Fort Wayne, Ind.-based Superior Manufacturing had a similar story to tell, except that its product (below) is based on magnetic technology (visit the HVAC community for a case study). Toronto-based EnviroTower exhibited a custom filter system that accomplishes many of the same anti-scaling measures and provides legionella protection and operational efficiencies by automatically and constantly adjusting system conditions. Last, but not least, Newport News, Va.-based Zentox Industrial and Commercial Water Treatment presented a solution based on ozone injection.
Kim Shinn, P.E., a principal with TLC Engineering for Architecture's Nashville office, and the author of Reducing Potable Water Use: Calculating LEED Water Efficiency Credit 3 , told us at the show that the important thing for engineers to note in considering such technologies is water savings. While the "non-chemical" part certainly sounds green, he said, keep in mind that most chemicals being used in cooling towers are approved to go directly down the drain.

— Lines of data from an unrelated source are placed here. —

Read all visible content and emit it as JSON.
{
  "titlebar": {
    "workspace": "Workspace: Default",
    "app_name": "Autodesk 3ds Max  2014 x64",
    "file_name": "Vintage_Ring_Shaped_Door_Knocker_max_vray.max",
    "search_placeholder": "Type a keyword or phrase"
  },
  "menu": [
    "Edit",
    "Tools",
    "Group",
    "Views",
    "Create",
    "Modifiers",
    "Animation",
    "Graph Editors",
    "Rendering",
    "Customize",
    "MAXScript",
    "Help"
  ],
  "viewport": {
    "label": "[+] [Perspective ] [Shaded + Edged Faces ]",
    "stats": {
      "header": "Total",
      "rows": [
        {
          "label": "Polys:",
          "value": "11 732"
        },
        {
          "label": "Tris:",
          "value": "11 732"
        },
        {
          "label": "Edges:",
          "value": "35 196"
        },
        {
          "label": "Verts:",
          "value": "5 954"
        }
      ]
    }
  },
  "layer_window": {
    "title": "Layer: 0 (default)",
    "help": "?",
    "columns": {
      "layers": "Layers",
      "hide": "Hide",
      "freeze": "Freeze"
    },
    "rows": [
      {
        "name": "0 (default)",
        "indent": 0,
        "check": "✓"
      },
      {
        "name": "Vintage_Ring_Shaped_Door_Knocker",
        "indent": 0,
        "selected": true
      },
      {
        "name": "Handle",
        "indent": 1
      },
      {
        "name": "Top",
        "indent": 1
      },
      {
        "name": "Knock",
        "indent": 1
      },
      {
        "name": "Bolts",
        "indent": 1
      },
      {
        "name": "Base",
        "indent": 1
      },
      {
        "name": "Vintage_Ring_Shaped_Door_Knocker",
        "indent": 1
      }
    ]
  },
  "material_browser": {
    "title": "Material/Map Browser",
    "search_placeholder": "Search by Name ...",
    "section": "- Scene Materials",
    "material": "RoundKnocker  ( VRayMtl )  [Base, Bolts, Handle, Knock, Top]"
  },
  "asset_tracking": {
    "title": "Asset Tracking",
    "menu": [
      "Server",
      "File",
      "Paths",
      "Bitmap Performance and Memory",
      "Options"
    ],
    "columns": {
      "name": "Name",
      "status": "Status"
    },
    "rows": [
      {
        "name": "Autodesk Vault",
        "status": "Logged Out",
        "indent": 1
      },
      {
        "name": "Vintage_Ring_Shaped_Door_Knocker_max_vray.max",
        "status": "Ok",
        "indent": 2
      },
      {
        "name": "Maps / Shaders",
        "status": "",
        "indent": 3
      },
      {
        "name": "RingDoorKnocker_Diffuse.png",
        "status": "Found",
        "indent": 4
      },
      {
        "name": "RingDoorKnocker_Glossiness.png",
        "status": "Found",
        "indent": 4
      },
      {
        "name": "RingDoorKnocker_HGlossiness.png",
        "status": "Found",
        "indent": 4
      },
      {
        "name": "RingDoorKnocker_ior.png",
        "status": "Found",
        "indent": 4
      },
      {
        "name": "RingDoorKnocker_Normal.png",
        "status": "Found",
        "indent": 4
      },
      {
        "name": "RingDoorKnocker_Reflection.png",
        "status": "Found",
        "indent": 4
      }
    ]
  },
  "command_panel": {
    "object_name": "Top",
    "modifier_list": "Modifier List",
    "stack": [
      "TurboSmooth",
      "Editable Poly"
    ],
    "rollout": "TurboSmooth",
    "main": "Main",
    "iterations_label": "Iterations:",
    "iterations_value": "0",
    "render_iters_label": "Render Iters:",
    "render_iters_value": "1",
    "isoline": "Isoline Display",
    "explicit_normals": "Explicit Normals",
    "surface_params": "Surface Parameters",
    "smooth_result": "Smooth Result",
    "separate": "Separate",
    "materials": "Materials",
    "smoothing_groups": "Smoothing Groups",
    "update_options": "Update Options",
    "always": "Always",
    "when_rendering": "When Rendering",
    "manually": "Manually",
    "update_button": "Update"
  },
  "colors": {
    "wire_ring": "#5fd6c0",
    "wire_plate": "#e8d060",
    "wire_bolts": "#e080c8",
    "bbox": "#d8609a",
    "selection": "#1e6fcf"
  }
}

Shinn, who has experimented with "dew harvesting"—collecting condensate from air-handling units for cooling tower water—said the real savings with the types of products noted above come in eliminating "blowdown" water—the water regularly discharged from cooling towers because chemical concentrations get too great.
Of course, the chemicals discharged in this manner don't always sit well with many environmentalists. And in an odd twist, the Sierra Club is objecting to a proposed cooling tower plan that would save water, albeit in an unorthodox way. The Chicago Tribune reported that a power plant in an outlying area of the city wants to use treated blackwater for cooling tower make-up water. The organization, joined by concerned citizens, raised objections regarding the material that may be released and carried airborne in the evaporative process. Despite sounding unsanitary in principle, Shinn said, it's not such a crazy or even illegal idea. That said, to do it properly requires a lot of filtration and on-site treatment, that frankly, he feels, would offset any cost savings.

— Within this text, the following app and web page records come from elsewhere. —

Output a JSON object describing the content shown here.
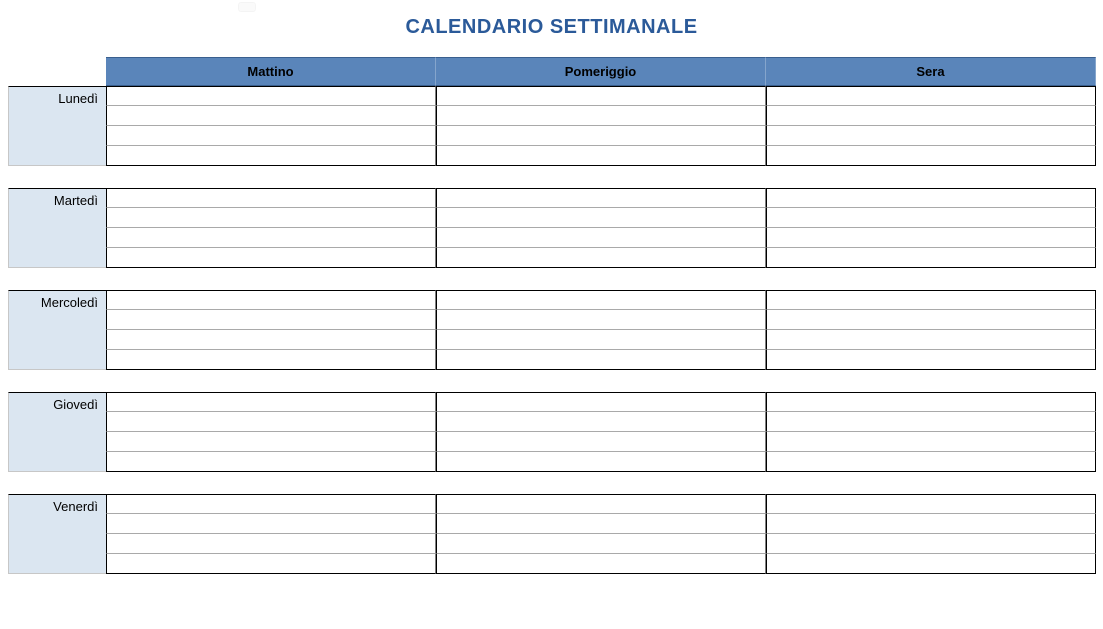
{
  "title": "CALENDARIO SETTIMANALE",
  "columns": [
    "Mattino",
    "Pomeriggio",
    "Sera"
  ],
  "days": [
    "Lunedì",
    "Martedì",
    "Mercoledì",
    "Giovedì",
    "Venerdì"
  ],
  "rows_per_day": 4,
  "cells": {
    "Lunedì": {
      "Mattino": [
        "",
        "",
        "",
        ""
      ],
      "Pomeriggio": [
        "",
        "",
        "",
        ""
      ],
      "Sera": [
        "",
        "",
        "",
        ""
      ]
    },
    "Martedì": {
      "Mattino": [
        "",
        "",
        "",
        ""
      ],
      "Pomeriggio": [
        "",
        "",
        "",
        ""
      ],
      "Sera": [
        "",
        "",
        "",
        ""
      ]
    },
    "Mercoledì": {
      "Mattino": [
        "",
        "",
        "",
        ""
      ],
      "Pomeriggio": [
        "",
        "",
        "",
        ""
      ],
      "Sera": [
        "",
        "",
        "",
        ""
      ]
    },
    "Giovedì": {
      "Mattino": [
        "",
        "",
        "",
        ""
      ],
      "Pomeriggio": [
        "",
        "",
        "",
        ""
      ],
      "Sera": [
        "",
        "",
        "",
        ""
      ]
    },
    "Venerdì": {
      "Mattino": [
        "",
        "",
        "",
        ""
      ],
      "Pomeriggio": [
        "",
        "",
        "",
        ""
      ],
      "Sera": [
        "",
        "",
        "",
        ""
      ]
    }
  }
}
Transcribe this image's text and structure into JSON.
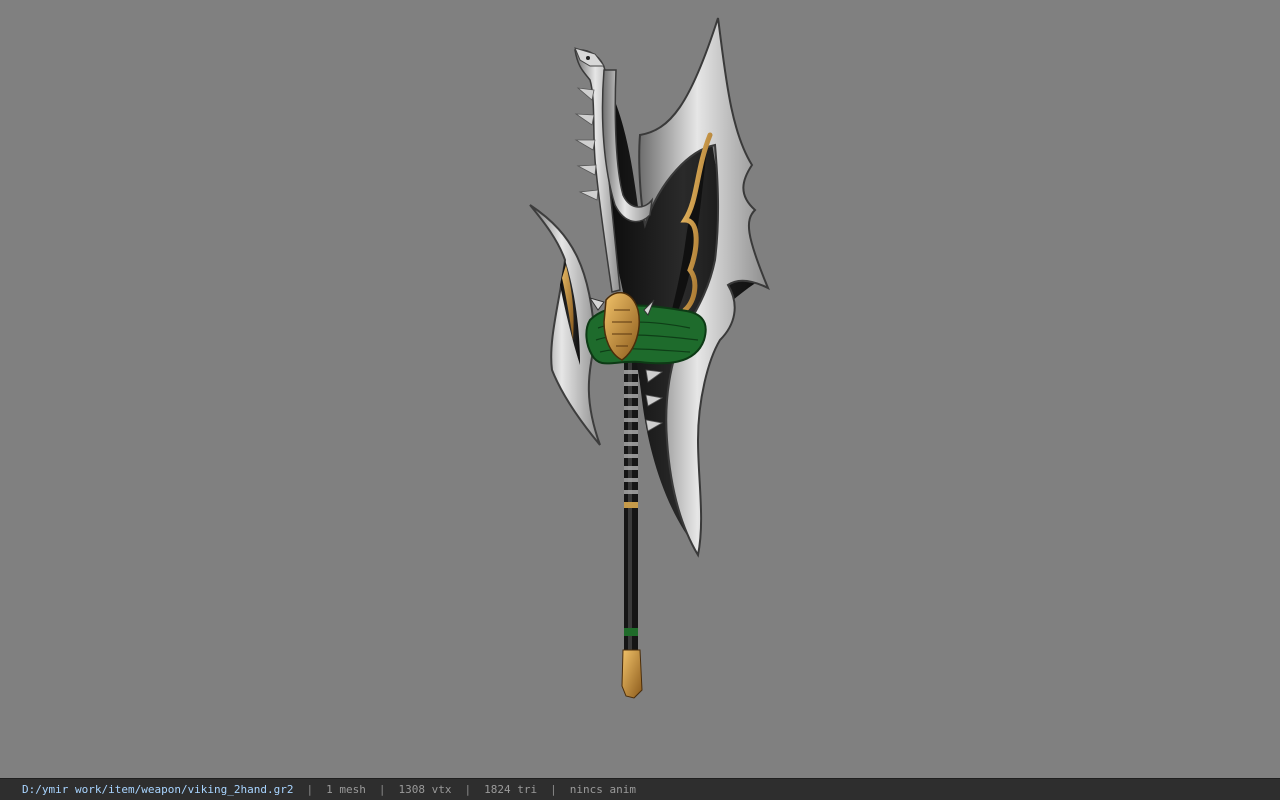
{
  "viewer": {
    "background_color": "#808080",
    "model_icon": "viking-two-handed-axe-model"
  },
  "status_bar": {
    "file_path": "D:/ymir work/item/weapon/viking_2hand.gr2",
    "separator": "|",
    "mesh_count": "1 mesh",
    "vertex_count": "1308 vtx",
    "triangle_count": "1824 tri",
    "animation": "nincs anim",
    "path_color": "#a8d4ff"
  }
}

On the other hand, Scott Bowman, a principal with KJWW Engineering Consultants, Des Moines, Iowa, also attending the show, told CSE that larger industrial facilities often have their own on-site treatment facilities and so it might not be a great stretch in all cases.
Elsewhere on the water front, a new chiller produced by Multistack, West Salem, Wis., caught Bowman's attention, as he said it allows geothermal water to be employed as the source. "We've been using their products for quite a while, but having the option to use a ground source opens the door for a lot of new possibilities," he said. "And it's also a flexible option because you can decouple the ground source and heat pumps."
Another product that caught Bowman's eye was "Green Touchscreen," a computer product that serves as a post-construction user tool that can be employed for anything from education about the building itself, to wayfinding to gathering various kinds of general information, such as temperatures.
Bowman also recommends readers pick up a copy of Interface Engineering's new book on achieving platinum level LEED in a cost-effective manner. The book, Green Building Breakthrough: Engineering A Sustainable World , outlines the strategy the firm used to deliver the Oregon Health and Science University's River Campus One project for 10% under its original M/E/P budget. For a teaser see Platinum on a Budget .
The book can be ordered online from Interface's web site at www.ieice.com . Simply follow the links from the announcement on the home page.